The plot was not especially twisty, or action packed, or even exceptionally original. But the ways in which the characters interacted with each other, their internal and external struggles, their emotional attachments, their mistakes and redemptions–these things were all messy and nuanced and unpredictable. The characters continually messed up. They were constantly surprised by their own actions. This made the novel surprising, as well.
My enjoyment and admiration of books most often depends on how deeply I feel for the characters. How deeply I feel for the characters depends on how deeply, sharply, and truly they are drawn. In my opinion, good characters–true characters, the ones that seem to breathe on the page–are the ones that surprise even themselves, the ones that find themselves acting in ways they did not know they could act. This is the way life is: we think and feel and analyze and go about loving and working, raising children and making dinner, but when we get to the real heart of something, when we’re in the midst of the hardest bits, when the unpredictable or unthinkable occurs, we surprise ourselves.
The characters in The Art of Fielding, and their messy, imperfect, intertwined lives, were all beautifully, deeply drawn, and a joy to spend some hours with. I listened to the audio of this book, which was stellar, and, for the first time, I stayed up late in bed with my headphones in, listening to the last few hours of the book, because I had to know what happened.
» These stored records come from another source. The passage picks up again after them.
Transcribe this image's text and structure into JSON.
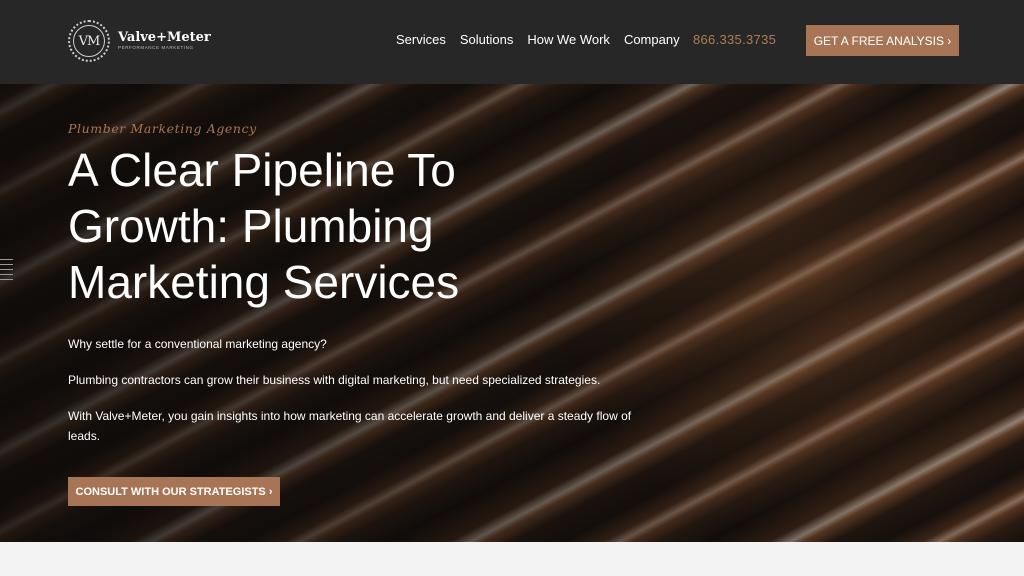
{
  "header": {
    "logo": {
      "monogram": "VM",
      "name": "Valve+Meter",
      "tagline": "PERFORMANCE MARKETING"
    },
    "nav": [
      {
        "label": "Services"
      },
      {
        "label": "Solutions"
      },
      {
        "label": "How We Work"
      },
      {
        "label": "Company"
      }
    ],
    "phone": "866.335.3735",
    "cta_label": "GET A FREE ANALYSIS ›"
  },
  "hero": {
    "eyebrow": "Plumber Marketing Agency",
    "title": "A Clear Pipeline To Growth: Plumbing Marketing Services",
    "paragraphs": [
      "Why settle for a conventional marketing agency?",
      "Plumbing contractors can grow their business with digital marketing, but need specialized strategies.",
      "With Valve+Meter, you gain insights into how marketing can accelerate growth and deliver a steady flow of leads."
    ],
    "cta_label": "CONSULT WITH OUR STRATEGISTS ›"
  },
  "colors": {
    "header_bg": "#272727",
    "accent": "#a87456",
    "phone": "#b47a55",
    "text": "#ffffff"
  },
  "icons": [
    "logo-monogram-icon",
    "side-menu-lines-icon"
  ]
}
This is a book I can’t wait to reread.
A final note, but beware: The following paragraphs contains SPOILERS!
There is a scene, near the end of the book, where, in the middle of the most important baseball game of the season, the main characters discover someone has died. The scene is so perfectly and brilliantly crafted it took my breath away. I love baseball, and I was enthralled by the suspense of that game–these characters, whom I had come to love, had poured all of themselves into it; everything on the line. The writing was gorgeous, the play-by-play both emotionally and superficially suspenseful. I was holding my breath as Harbarch described each play and its aftermath. I desperately wanted the team to win. It was all I could think about.
Then the bullpen phone rings, and though I already knew the character was dead, though I knew what that phone call was going to reveal–it absolutely cut me. The death is announced, and the game absolutely, completely ceases to matter. The tension snaps and the game becomes frivolous, my investment in it completely dissolved. It’s brilliant writing, the way everything shifts in that moment, this crystalline realization–for both the reader and the characters–of what matters and what doesn’t, and why. I will never forget how I felt reading that scene. In my opinion, it’s a scene for the ages.